“That is a difficult question, almost like choosing which of your children is your favourite,” she said laughingly.

Savio noted though: “If I had to choose it would be images of my husband of 45 years, and our daughter, Jasmine. I have photographed them both throughout our lives together.”

She also indicated her fondness for a photograph she had taken of Trisha Brown and Robert Rauschenberg, whose critically-acclaimed partnership was instrumental in the development of Postmodern dance.

“You can feel the love and trust in that friendship and to have those two iconic artists in my studio was a real gift. I will never forget it. We connected as people and they stayed for hours after the session, we laughed and shared stories of our lives. It was like being in a dream,” she said wistfully.

While Grace is an exhibition dedicated to movement and light, Savio’s future projects touch on darker subjects.

“I have a few things in mind, one is starting to use single images and combining them with sound, as installations pieces. I am working on a sound/image piece about a man who took his own life at Abu Ghraib, and another sound/composition contrasting the sound of nature with graffiti in Georgia,” she said.

Nevertheless, Savio stated that she would return to her original passion: portrait photography.

“I’ll continue to do portraits the rest of my life, and I have a few ideas about the next portrait series. Photography has always given me an opportunity to try and understand things about people and the world around me that I find confusing,” Savio said.

Nathalie Farah is a writer based in Abu Dhabi.

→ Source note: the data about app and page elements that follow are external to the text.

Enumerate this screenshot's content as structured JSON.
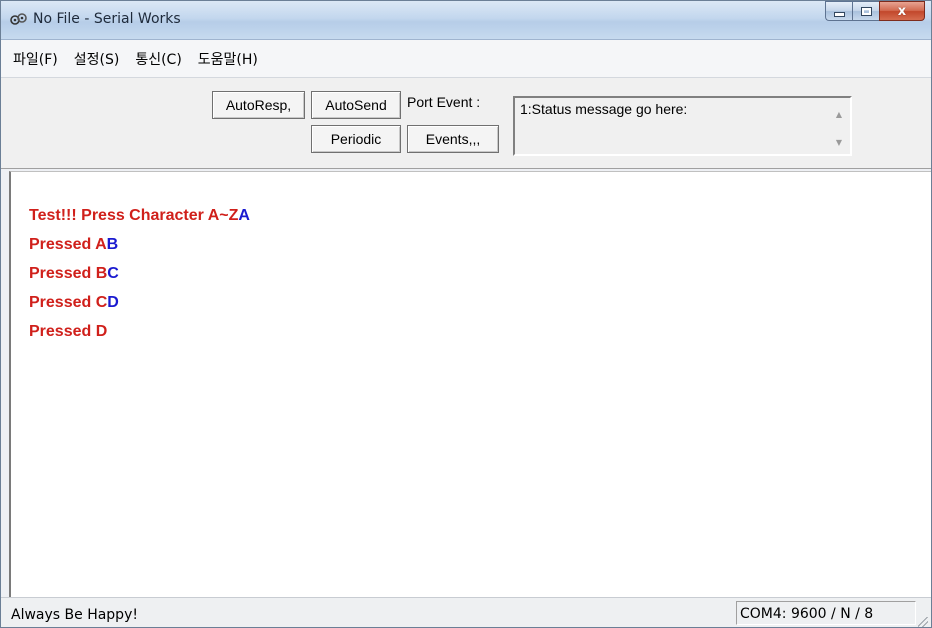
{
  "window": {
    "title": "No File - Serial Works",
    "close_glyph": "x",
    "icon": "serial-works-app-icon"
  },
  "menu": [
    {
      "label": "파일(F)"
    },
    {
      "label": "설정(S)"
    },
    {
      "label": "통신(C)"
    },
    {
      "label": "도움말(H)"
    }
  ],
  "toolbar": {
    "autoresp_label": "AutoResp,",
    "autosend_label": "AutoSend",
    "periodic_label": "Periodic",
    "events_label": "Events,,,",
    "port_event_label": "Port Event :",
    "status_message": "1:Status message go here:"
  },
  "terminal": {
    "colors": {
      "sent": "#d0201b",
      "received": "#1a1ad0"
    },
    "lines": [
      {
        "sent": "Test!!! Press Character A~Z",
        "received": "A"
      },
      {
        "sent": "Pressed A",
        "received": "B"
      },
      {
        "sent": "Pressed B",
        "received": "C"
      },
      {
        "sent": "Pressed C",
        "received": "D"
      },
      {
        "sent": "Pressed D",
        "received": ""
      }
    ]
  },
  "statusbar": {
    "left_text": "Always Be Happy!",
    "port_info": "COM4: 9600 / N / 8"
  }
}
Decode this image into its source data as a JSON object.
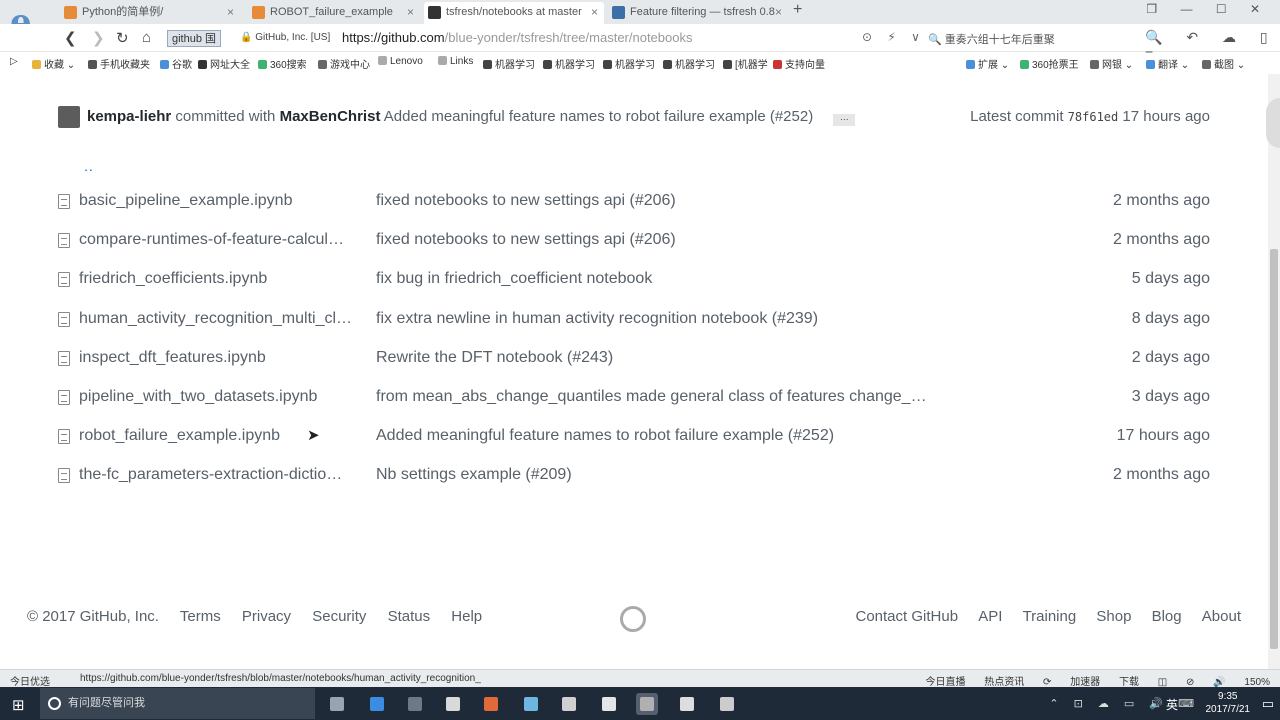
{
  "browser": {
    "logo": "e",
    "tabs": [
      {
        "label": "Python的简单例/",
        "color": "#e58b3a"
      },
      {
        "label": "ROBOT_failure_example",
        "color": "#e58b3a"
      },
      {
        "label": "tsfresh/notebooks at master",
        "color": "#333333"
      },
      {
        "label": "Feature filtering — tsfresh 0.8",
        "color": "#3c6ea8"
      }
    ],
    "new_tab": "+",
    "window_controls": "❐ — ☐ ✕",
    "site_chip": "github 国",
    "cert_label": "GitHub, Inc. [US]",
    "url_host": "https://github.com",
    "url_path": "/blue-yonder/tsfresh/tree/master/notebooks",
    "address_icons": "⊙ ⚡ ∨",
    "search_hint": "🔍 重奏六组十七年后重聚",
    "right_tools": "🔍 ↶ ☁ ▯ ≡"
  },
  "bookmarks": [
    {
      "label": "收藏 ⌄",
      "color": "#e8b33a"
    },
    {
      "label": "手机收藏夹",
      "color": "#555555"
    },
    {
      "label": "谷歌",
      "color": "#4a90d9"
    },
    {
      "label": "网址大全",
      "color": "#333333"
    },
    {
      "label": "360搜索",
      "color": "#3cb371"
    },
    {
      "label": "游戏中心",
      "color": "#666666"
    },
    {
      "label": "Lenovo",
      "color": "#aaaaaa"
    },
    {
      "label": "Links",
      "color": "#aaaaaa"
    },
    {
      "label": "机器学习",
      "color": "#444444"
    },
    {
      "label": "机器学习",
      "color": "#444444"
    },
    {
      "label": "机器学习",
      "color": "#444444"
    },
    {
      "label": "机器学习",
      "color": "#444444"
    },
    {
      "label": "[机器学",
      "color": "#444444"
    },
    {
      "label": "支持向量",
      "color": "#cc3333"
    },
    {
      "label": "扩展 ⌄",
      "color": "#4a90d9"
    },
    {
      "label": "360抢票王",
      "color": "#3cb371"
    },
    {
      "label": "网银 ⌄",
      "color": "#666666"
    },
    {
      "label": "翻译 ⌄",
      "color": "#4a90d9"
    },
    {
      "label": "截图 ⌄",
      "color": "#666666"
    }
  ],
  "commit": {
    "author": "kempa-liehr",
    "committed_with": "committed with",
    "coauthor": "MaxBenChrist",
    "message": "Added meaningful feature names to robot failure example (#252)",
    "ellipsis": "…",
    "latest_label": "Latest commit",
    "sha": "78f61ed",
    "age": "17 hours ago"
  },
  "parent_dir": "..",
  "files": [
    {
      "name": "basic_pipeline_example.ipynb",
      "message": "fixed notebooks to new settings api (#206)",
      "age": "2 months ago"
    },
    {
      "name": "compare-runtimes-of-feature-calcul…",
      "message": "fixed notebooks to new settings api (#206)",
      "age": "2 months ago"
    },
    {
      "name": "friedrich_coefficients.ipynb",
      "message": "fix bug in friedrich_coefficient notebook",
      "age": "5 days ago"
    },
    {
      "name": "human_activity_recognition_multi_cl…",
      "message": "fix extra newline in human activity recognition notebook (#239)",
      "age": "8 days ago"
    },
    {
      "name": "inspect_dft_features.ipynb",
      "message": "Rewrite the DFT notebook (#243)",
      "age": "2 days ago"
    },
    {
      "name": "pipeline_with_two_datasets.ipynb",
      "message": "from mean_abs_change_quantiles made general class of features change_…",
      "age": "3 days ago"
    },
    {
      "name": "robot_failure_example.ipynb",
      "message": "Added meaningful feature names to robot failure example (#252)",
      "age": "17 hours ago"
    },
    {
      "name": "the-fc_parameters-extraction-dictio…",
      "message": "Nb settings example (#209)",
      "age": "2 months ago"
    }
  ],
  "footer": {
    "copyright": "© 2017 GitHub, Inc.",
    "left_links": [
      "Terms",
      "Privacy",
      "Security",
      "Status",
      "Help"
    ],
    "right_links": [
      "Contact GitHub",
      "API",
      "Training",
      "Shop",
      "Blog",
      "About"
    ]
  },
  "statusbar": {
    "left": "今日优选",
    "url": "https://github.com/blue-yonder/tsfresh/blob/master/notebooks/human_activity_recognition_",
    "right": [
      "今日直播",
      "热点资讯",
      "⟳",
      "加速器",
      "下载",
      "◫",
      "⊘",
      "🔊",
      "150%"
    ]
  },
  "taskbar": {
    "search_placeholder": "有问题尽管问我",
    "apps": [
      "#9aa4b0",
      "#3a8de0",
      "#6b7a8a",
      "#d9d9d9",
      "#e06a3a",
      "#6fb6e0",
      "#d0d0d0",
      "#e5e5e5",
      "#b0b0b0",
      "#dddddd",
      "#cccccc"
    ],
    "tray": "⌃ ⊡ ☁ ▭ 🔊 ⌨",
    "ime": "英",
    "time": "9:35",
    "date": "2017/7/21"
  }
}
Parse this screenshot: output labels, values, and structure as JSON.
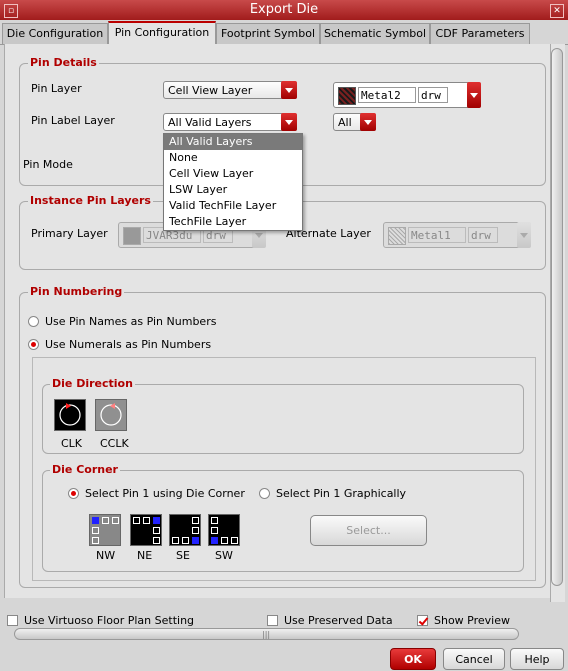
{
  "window": {
    "title": "Export Die"
  },
  "tabs": [
    {
      "label": "Die Configuration"
    },
    {
      "label": "Pin Configuration"
    },
    {
      "label": "Footprint Symbol"
    },
    {
      "label": "Schematic Symbol"
    },
    {
      "label": "CDF Parameters"
    }
  ],
  "pin_details": {
    "legend": "Pin Details",
    "pin_layer_label": "Pin Layer",
    "pin_layer_value": "Cell View Layer",
    "layer_name": "Metal2",
    "layer_purpose": "drw",
    "pin_label_layer_label": "Pin Label Layer",
    "pin_label_layer_value": "All Valid Layers",
    "all_value": "All",
    "pin_mode_label": "Pin Mode",
    "dropdown_options": [
      "All Valid Layers",
      "None",
      "Cell View Layer",
      "LSW Layer",
      "Valid TechFile Layer",
      "TechFile Layer"
    ]
  },
  "instance_pin_layers": {
    "legend": "Instance Pin Layers",
    "primary_label": "Primary Layer",
    "primary_name": "JVAR3du",
    "primary_purpose": "drw",
    "alternate_label": "Alternate Layer",
    "alternate_name": "Metal1",
    "alternate_purpose": "drw"
  },
  "pin_numbering": {
    "legend": "Pin Numbering",
    "option_names": "Use Pin Names as Pin Numbers",
    "option_numerals": "Use Numerals as Pin Numbers",
    "die_direction": {
      "legend": "Die Direction",
      "clk": "CLK",
      "cclk": "CCLK"
    },
    "die_corner": {
      "legend": "Die Corner",
      "option_corner": "Select Pin 1 using Die Corner",
      "option_graphical": "Select Pin 1 Graphically",
      "select_button": "Select...",
      "corners": [
        "NW",
        "NE",
        "SE",
        "SW"
      ]
    }
  },
  "bottom": {
    "floorplan": "Use Virtuoso Floor Plan Setting",
    "preserved": "Use Preserved Data",
    "preview": "Show Preview",
    "ok": "OK",
    "cancel": "Cancel",
    "help": "Help"
  },
  "colors": {
    "accent": "#b00000",
    "highlight_blue": "#2222ff"
  }
}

Grace: A Retrospective of Dance Portraiture and Performance 1986-2004 will run until February 25 at The Project Space, New York University Abu Dhabi, Saadiyat island.